Many still wonder whether water is wet, prompting debate over this seemingly straightforward question for decades. In this article, we’ll investigate the science of wetness to answer this age-old question: Is water wet?
Definition of Wetness
Why is something wet?
Wetness is the sensation created when liquid contact occurs with solid surfaces or objects. Liquid makes these objects slippery and coated with an invisible film of moisture which we perceive to be wetness.
Cohesion and Adhesion
Cohesion and adhesion are key contributors to our perception of dampness. Adhesion refers to the attraction between similar molecules (such as water), while cohesion refers to different kinds of water molecules adhering together; when an object gets wet, its adhesion with liquid is greater than the cohesion within the liquid, otherwise known as hydrophilicity.
Do We Understand Water as Wet or Damp? (With a Scientific Explanation)
Analysis of Water Molecule Interactions
Water molecules have an unusual structure comprising two hydrogens and one oxygen atom (H2O). Hydrogen bonds between molecules give water distinctive properties such as high surface tension or its ability to dissolve numerous substances; hydrogen bonding represents cohesive forces at work in nature.
We must study how water molecules interact to determine if an area is wet. Since wetness typically involves liquid clinging to solids, assessing whether adhesion between water molecules constitutes wetness is necessary.
An Ambiguous Solution
Are You Wondering If Water Is Wet? Unfortunately, the answer may not be straightforward. While water doesn’t possess wetness, other surfaces’ contact with it makes other objects wetter, rather than water possessing this property.
Some may attribute water’s wetness to hydrogen bonding between molecules; others believe this interaction causes adhesion between water molecules and solid surfaces, rendering water wetter.
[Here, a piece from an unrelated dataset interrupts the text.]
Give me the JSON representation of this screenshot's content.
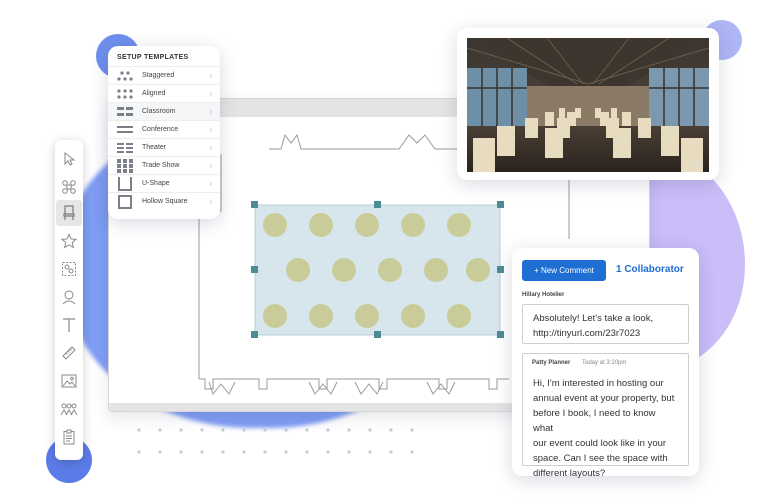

Answering “Is water wet?” can be challenging. Your definition of wetness will affect its outcome since liquid-solid interactions create wetness, which complicates matters when dealing with interactions between water bodies, making categorization impossible. Recognizing these unique properties instead could provide more answers.